If an artist has something important to say, he runs the risk of camouflaging his message in a pleasureable experience. If his message can be communicated through a means that is not enjoyable for an audience (and the artist thinks the message important enough to bare the outrage he will likely ignite) then he should communicate his message that way. 

The idea of food as artistic communication seems foreign to us because it is new. To those of us who are truly lost in Good Food Paradigm it probably doesn’t even make sense. But I can imagine a future where, in certain arenas, food is the central artistic mechanism for real discourse clarified and directed by displeasure. The physical qualities of food make it the perfect medium for discomfort. There is no art that can more intimately disgust its audience than food. 
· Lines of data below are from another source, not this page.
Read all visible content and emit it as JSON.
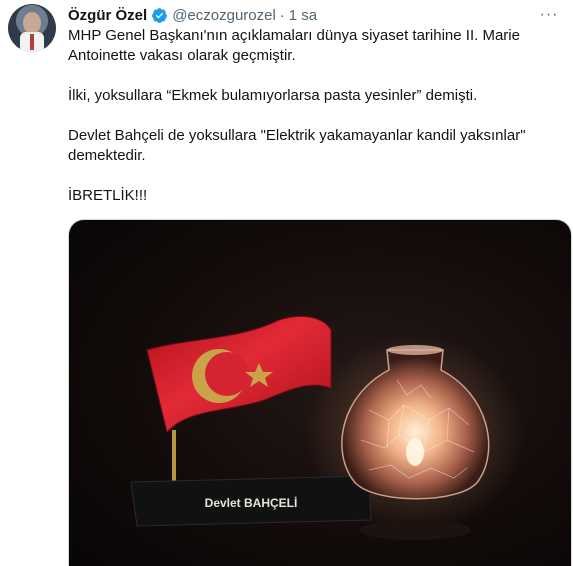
{
  "tweet": {
    "author_name": "Özgür Özel",
    "handle": "@eczozgurozel",
    "separator": "·",
    "time": "1 sa",
    "more_label": "···",
    "paragraphs": [
      "MHP Genel Başkanı'nın açıklamaları dünya siyaset tarihine II. Marie Antoinette vakası olarak geçmiştir.",
      "İlki, yoksullara “Ekmek bulamıyorlarsa pasta yesinler” demişti.",
      "Devlet Bahçeli de yoksullara   \"Elektrik yakamayanlar kandil yaksınlar\" demektedir.",
      "İBRETLİK!!!"
    ],
    "media": {
      "nameplate_text": "Devlet BAHÇELİ"
    }
  },
  "colors": {
    "verified": "#1d9bf0",
    "secondary_text": "#536471",
    "flag_red": "#d0202e",
    "emblem_gold": "#c9a24a",
    "lamp_glow": "#f3b48a"
  },
  "icons": {
    "verified": "verified-badge-icon",
    "more": "more-options-icon"
  }
}
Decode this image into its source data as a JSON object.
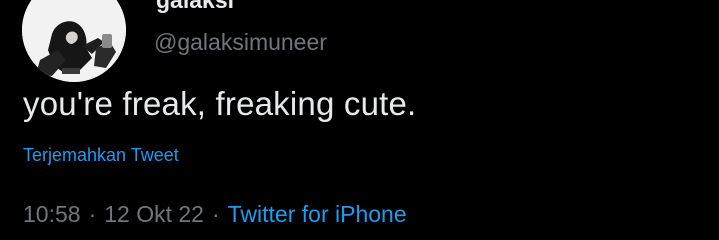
{
  "tweet": {
    "author": {
      "display_name": "galaksi",
      "handle": "@galaksimuneer"
    },
    "text": "you're freak, freaking cute.",
    "translate_label": "Terjemahkan Tweet",
    "meta": {
      "time": "10:58",
      "separator": "·",
      "date": "12 Okt 22",
      "source": "Twitter for iPhone"
    }
  },
  "colors": {
    "background": "#000000",
    "primary_text": "#e7e9ea",
    "secondary_text": "#71767b",
    "accent": "#1d9bf0"
  },
  "icons": {
    "more": "more-horizontal-icon"
  }
}
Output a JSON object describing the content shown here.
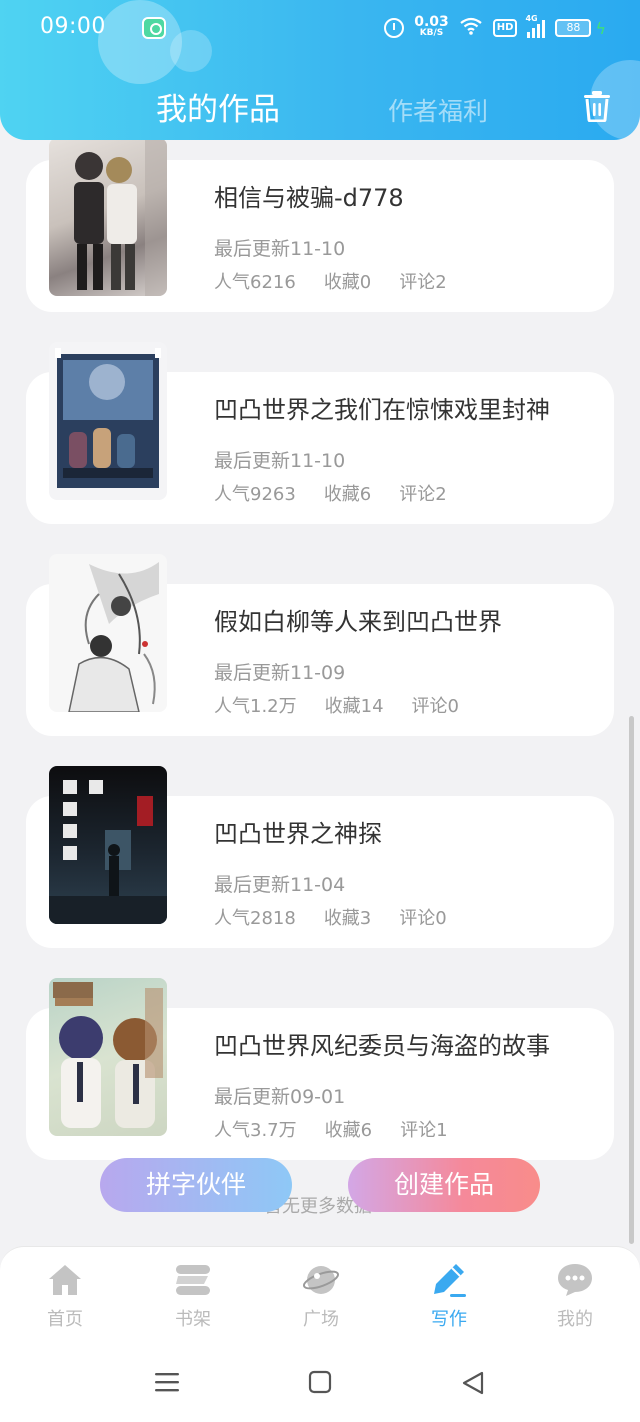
{
  "status_bar": {
    "time": "09:00",
    "net_speed": "0.03",
    "net_unit": "KB/S",
    "hd_label": "HD",
    "signal_label": "4G",
    "battery": "88"
  },
  "header": {
    "tab_works": "我的作品",
    "tab_welfare": "作者福利"
  },
  "works": [
    {
      "title": "相信与被骗-d778",
      "updated": "最后更新11-10",
      "popularity": "人气6216",
      "favorites": "收藏0",
      "comments": "评论2"
    },
    {
      "title": "凹凸世界之我们在惊悚戏里封神",
      "updated": "最后更新11-10",
      "popularity": "人气9263",
      "favorites": "收藏6",
      "comments": "评论2"
    },
    {
      "title": "假如白柳等人来到凹凸世界",
      "updated": "最后更新11-09",
      "popularity": "人气1.2万",
      "favorites": "收藏14",
      "comments": "评论0"
    },
    {
      "title": "凹凸世界之神探",
      "updated": "最后更新11-04",
      "popularity": "人气2818",
      "favorites": "收藏3",
      "comments": "评论0"
    },
    {
      "title": "凹凸世界风纪委员与海盗的故事",
      "updated": "最后更新09-01",
      "popularity": "人气3.7万",
      "favorites": "收藏6",
      "comments": "评论1"
    }
  ],
  "floating_buttons": {
    "pin_partner": "拼字伙伴",
    "create_work": "创建作品"
  },
  "no_more_text": "暂无更多数据",
  "bottom_nav": [
    {
      "label": "首页",
      "icon": "home-icon"
    },
    {
      "label": "书架",
      "icon": "bookshelf-icon"
    },
    {
      "label": "广场",
      "icon": "planet-icon"
    },
    {
      "label": "写作",
      "icon": "pen-icon"
    },
    {
      "label": "我的",
      "icon": "chat-bubble-icon"
    }
  ],
  "active_nav": "写作",
  "colors": {
    "header_start": "#4fd3f2",
    "header_end": "#2aaaf0",
    "accent": "#3aa9f0",
    "create_button": "#f5899a",
    "pin_button": "#8ec8f6"
  }
}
Instead of burying our faces in popcorn when we watch a documentary about say, the treatment of pigs on huge commercial farms, why not force ourselves to eat pork prepared by a foodmaker of the Revolting Food Paradigm while we gag at the film? It would be horrible and unpleasant but isn’t that the point? By the credits, we’ve been bombarded from inside and outside by this unignorable message. We’ll leave the theater with revolt on our minds because of the revolt in our stomachs.

I am no foodmaker. My imaginations of what is possible in a Revolting Food Paradigm are the ideas of an outsider. But it only takes one to start a revolution. So if you are a foodmaker reading this, I appeal to you: just once, apply your culinary skill to disgusting somebody. See what happens when you revolt. I truly believe you will discover something amazing. Worst case, it will just be another bad egg salad sandwich.

  Adison Petti

Adison Petti